Work item: The records follow. Filter them to the lines that hold "time".

Data entries
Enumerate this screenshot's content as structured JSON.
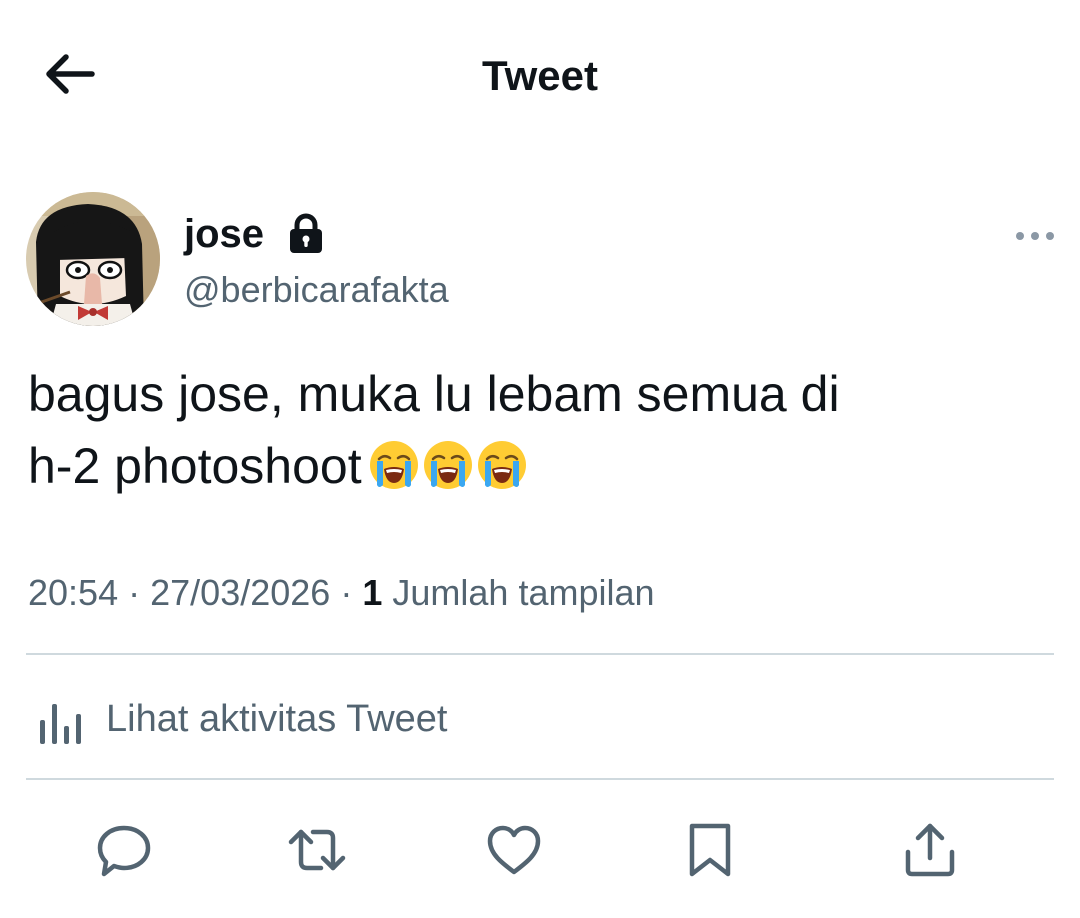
{
  "header": {
    "title": "Tweet",
    "back_icon": "arrow-left-icon"
  },
  "tweet": {
    "author": {
      "display_name": "jose",
      "handle": "@berbicarafakta",
      "protected_icon": "lock-icon"
    },
    "text_line1": "bagus jose, muka lu lebam semua di",
    "text_line2": "h-2 photoshoot",
    "emojis": [
      "loudly-crying-face",
      "loudly-crying-face",
      "loudly-crying-face"
    ],
    "time": "20:54",
    "separator": "·",
    "date": "27/03/2026",
    "views_count": "1",
    "views_label": "Jumlah tampilan"
  },
  "activity": {
    "label": "Lihat aktivitas Tweet",
    "icon": "bar-chart-icon"
  },
  "actions": [
    {
      "name": "reply",
      "icon": "reply-icon"
    },
    {
      "name": "retweet",
      "icon": "retweet-icon"
    },
    {
      "name": "like",
      "icon": "heart-icon"
    },
    {
      "name": "bookmark",
      "icon": "bookmark-icon"
    },
    {
      "name": "share",
      "icon": "share-icon"
    }
  ],
  "colors": {
    "text_primary": "#0f1419",
    "text_secondary": "#536471",
    "divider": "#cfd9de",
    "icon": "#536471"
  }
}
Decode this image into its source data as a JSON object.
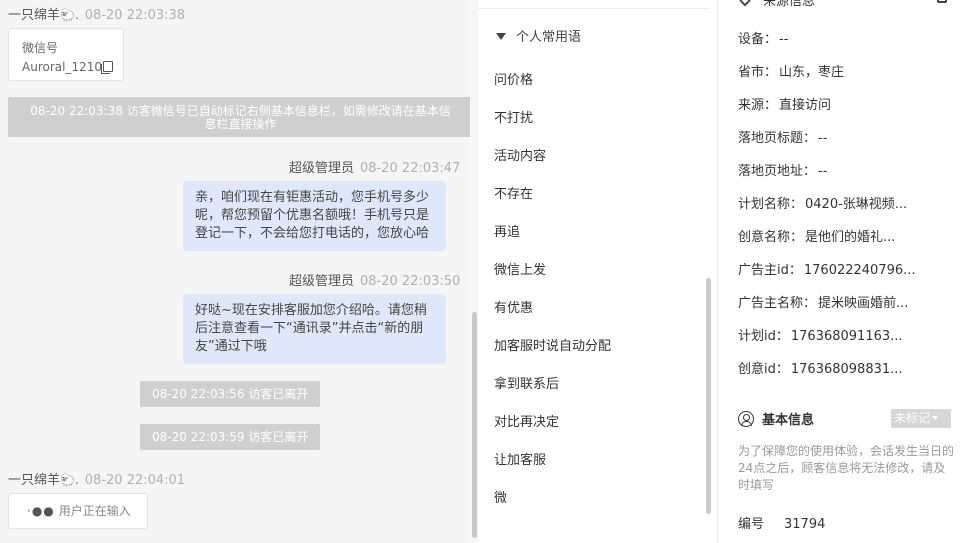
{
  "chat": {
    "messages": [
      {
        "sender": "一只绵羊",
        "emoji": "🐑.",
        "time": "08-20 22:03:38"
      },
      {
        "card_label": "微信号",
        "card_value": "Auroral_1210"
      },
      {
        "system_wide": "08-20 22:03:38 访客微信号已自动标记右侧基本信息栏，如需修改请在基本信息栏直接操作"
      },
      {
        "sender": "超级管理员",
        "time": "08-20 22:03:47",
        "text": "亲，咱们现在有钜惠活动，您手机号多少呢，帮您预留个优惠名额哦！手机号只是登记一下，不会给您打电话的，您放心哈"
      },
      {
        "sender": "超级管理员",
        "time": "08-20 22:03:50",
        "text": "好哒~现在安排客服加您介绍哈。请您稍后注意查看一下“通讯录”并点击“新的朋友”通过下哦"
      },
      {
        "system": "08-20 22:03:56 访客已离开"
      },
      {
        "system": "08-20 22:03:59 访客已离开"
      },
      {
        "sender": "一只绵羊",
        "emoji": "🐑.",
        "time": "08-20 22:04:01"
      }
    ],
    "typing_dots": "·●●",
    "typing_text": "用户正在输入"
  },
  "phrases": {
    "header": "个人常用语",
    "items": [
      "问价格",
      "不打扰",
      "活动内容",
      "不存在",
      "再追",
      "微信上发",
      "有优惠",
      "加客服时说自动分配",
      "拿到联系后",
      "对比再决定",
      "让加客服",
      "微"
    ]
  },
  "info": {
    "source_title": "来源信息",
    "rows": [
      {
        "label": "设备：",
        "value": "--"
      },
      {
        "label": "省市：",
        "value": "山东，枣庄"
      },
      {
        "label": "来源：",
        "value": "直接访问"
      },
      {
        "label": "落地页标题：",
        "value": "--"
      },
      {
        "label": "落地页地址：",
        "value": "--"
      },
      {
        "label": "计划名称：",
        "value": "0420-张琳视频..."
      },
      {
        "label": "创意名称：",
        "value": "是他们的婚礼..."
      },
      {
        "label": "广告主id：",
        "value": "176022240796..."
      },
      {
        "label": "广告主名称：",
        "value": "提米映画婚前..."
      },
      {
        "label": "计划id：",
        "value": "176368091163..."
      },
      {
        "label": "创意id：",
        "value": "176368098831..."
      }
    ],
    "basic_title": "基本信息",
    "tag_label": "未标记",
    "notice": "为了保障您的使用体验，会话发生当日的24点之后，顾客信息将无法修改，请及时填写",
    "id_label": "编号",
    "id_value": "31794"
  }
}
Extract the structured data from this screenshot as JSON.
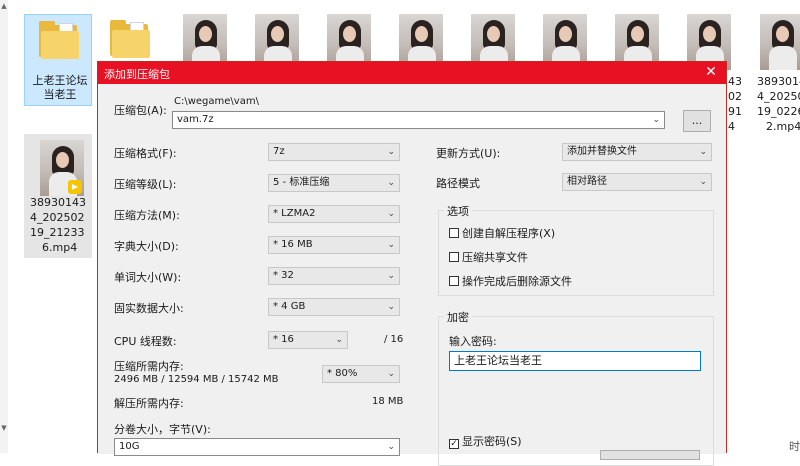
{
  "explorer": {
    "folder_name": "上老王论坛当老王",
    "file_name_1": [
      "38930143",
      "4_202502",
      "19_21233",
      "6.mp4"
    ],
    "file_name_2": [
      "3893014",
      "4_20250",
      "19_0226",
      "2.mp4"
    ],
    "partial_names": [
      "43",
      "02",
      "91",
      "4"
    ],
    "right_edge_text": "时",
    "badge_icon": "play-badge-icon"
  },
  "dialog": {
    "title": "添加到压缩包",
    "close_glyph": "✕",
    "archive_label": "压缩包(A):",
    "archive_dir": "C:\\wegame\\vam\\",
    "archive_name": "vam.7z",
    "browse_label": "...",
    "left": {
      "format_label": "压缩格式(F):",
      "format_value": "7z",
      "level_label": "压缩等级(L):",
      "level_value": "5 - 标准压缩",
      "method_label": "压缩方法(M):",
      "method_value": "* LZMA2",
      "dict_label": "字典大小(D):",
      "dict_value": "* 16 MB",
      "word_label": "单词大小(W):",
      "word_value": "* 32",
      "solid_label": "固实数据大小:",
      "solid_value": "* 4 GB",
      "cpu_label": "CPU 线程数:",
      "cpu_value": "* 16",
      "cpu_total": "/ 16",
      "mem_label": "压缩所需内存:",
      "mem_detail": "2496 MB / 12594 MB / 15742 MB",
      "mem_percent": "* 80%",
      "decomp_label": "解压所需内存:",
      "decomp_value": "18 MB",
      "split_label": "分卷大小，字节(V):",
      "split_value": "10G"
    },
    "right": {
      "update_label": "更新方式(U):",
      "update_value": "添加并替换文件",
      "path_label": "路径模式",
      "path_value": "相对路径",
      "options_title": "选项",
      "opt_sfx": "创建自解压程序(X)",
      "opt_shared": "压缩共享文件",
      "opt_delete": "操作完成后删除源文件",
      "encrypt_title": "加密",
      "password_label": "输入密码:",
      "password_value": "上老王论坛当老王",
      "show_password": "显示密码(S)",
      "checked_glyph": "✓"
    },
    "dropdown_glyph": "⌄"
  }
}
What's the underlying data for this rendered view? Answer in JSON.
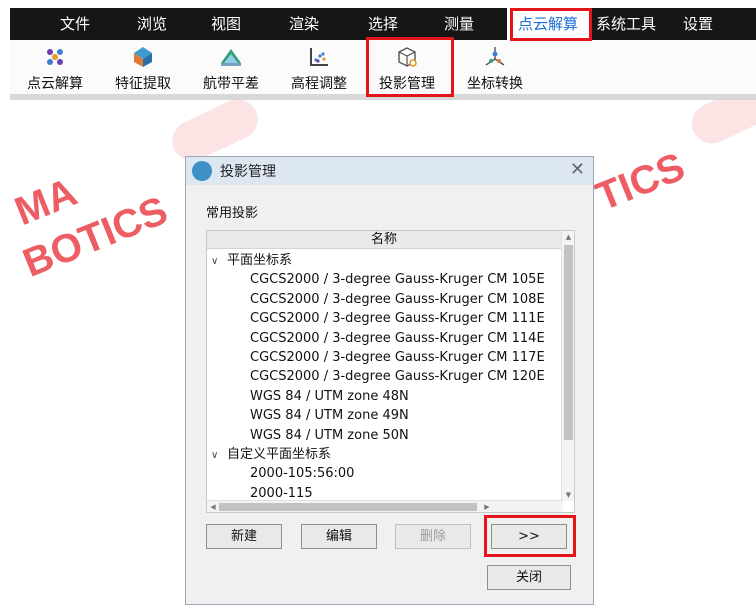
{
  "menu": {
    "items": [
      {
        "label": "文件"
      },
      {
        "label": "浏览"
      },
      {
        "label": "视图"
      },
      {
        "label": "渲染"
      },
      {
        "label": "选择"
      },
      {
        "label": "测量"
      },
      {
        "label": "点云解算",
        "active": true
      },
      {
        "label": "系统工具"
      },
      {
        "label": "设置"
      }
    ]
  },
  "ribbon": {
    "buttons": [
      {
        "label": "点云解算",
        "icon": "point-cloud-solve-icon"
      },
      {
        "label": "特征提取",
        "icon": "feature-extract-icon"
      },
      {
        "label": "航带平差",
        "icon": "strip-adjust-icon"
      },
      {
        "label": "高程调整",
        "icon": "elevation-adjust-icon"
      },
      {
        "label": "投影管理",
        "icon": "projection-manage-icon"
      },
      {
        "label": "坐标转换",
        "icon": "coordinate-transform-icon"
      }
    ]
  },
  "watermark": {
    "line1": "MA",
    "line2": "BOTICS",
    "line3": "TICS"
  },
  "dialog": {
    "title": "投影管理",
    "close_glyph": "✕",
    "section_label": "常用投影",
    "column_header": "名称",
    "groups": [
      {
        "label": "平面坐标系",
        "items": [
          "CGCS2000 / 3-degree Gauss-Kruger CM 105E",
          "CGCS2000 / 3-degree Gauss-Kruger CM 108E",
          "CGCS2000 / 3-degree Gauss-Kruger CM 111E",
          "CGCS2000 / 3-degree Gauss-Kruger CM 114E",
          "CGCS2000 / 3-degree Gauss-Kruger CM 117E",
          "CGCS2000 / 3-degree Gauss-Kruger CM 120E",
          "WGS 84 / UTM zone 48N",
          "WGS 84 / UTM zone 49N",
          "WGS 84 / UTM zone 50N"
        ]
      },
      {
        "label": "自定义平面坐标系",
        "items": [
          "2000-105:56:00",
          "2000-115"
        ]
      }
    ],
    "buttons": {
      "new": "新建",
      "edit": "编辑",
      "delete": "删除",
      "more": ">>",
      "close": "关闭"
    }
  },
  "colors": {
    "highlight": "#e4141b",
    "active_menu_text": "#1b6fd6",
    "watermark": "#e9424a"
  }
}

Task answer:
    "time": "20:54",
        "time": "08-20 22:03:38"
        "time": "08-20 22:03:47",
        "time": "08-20 22:03:50",
        "time": "08-20 22:04:01"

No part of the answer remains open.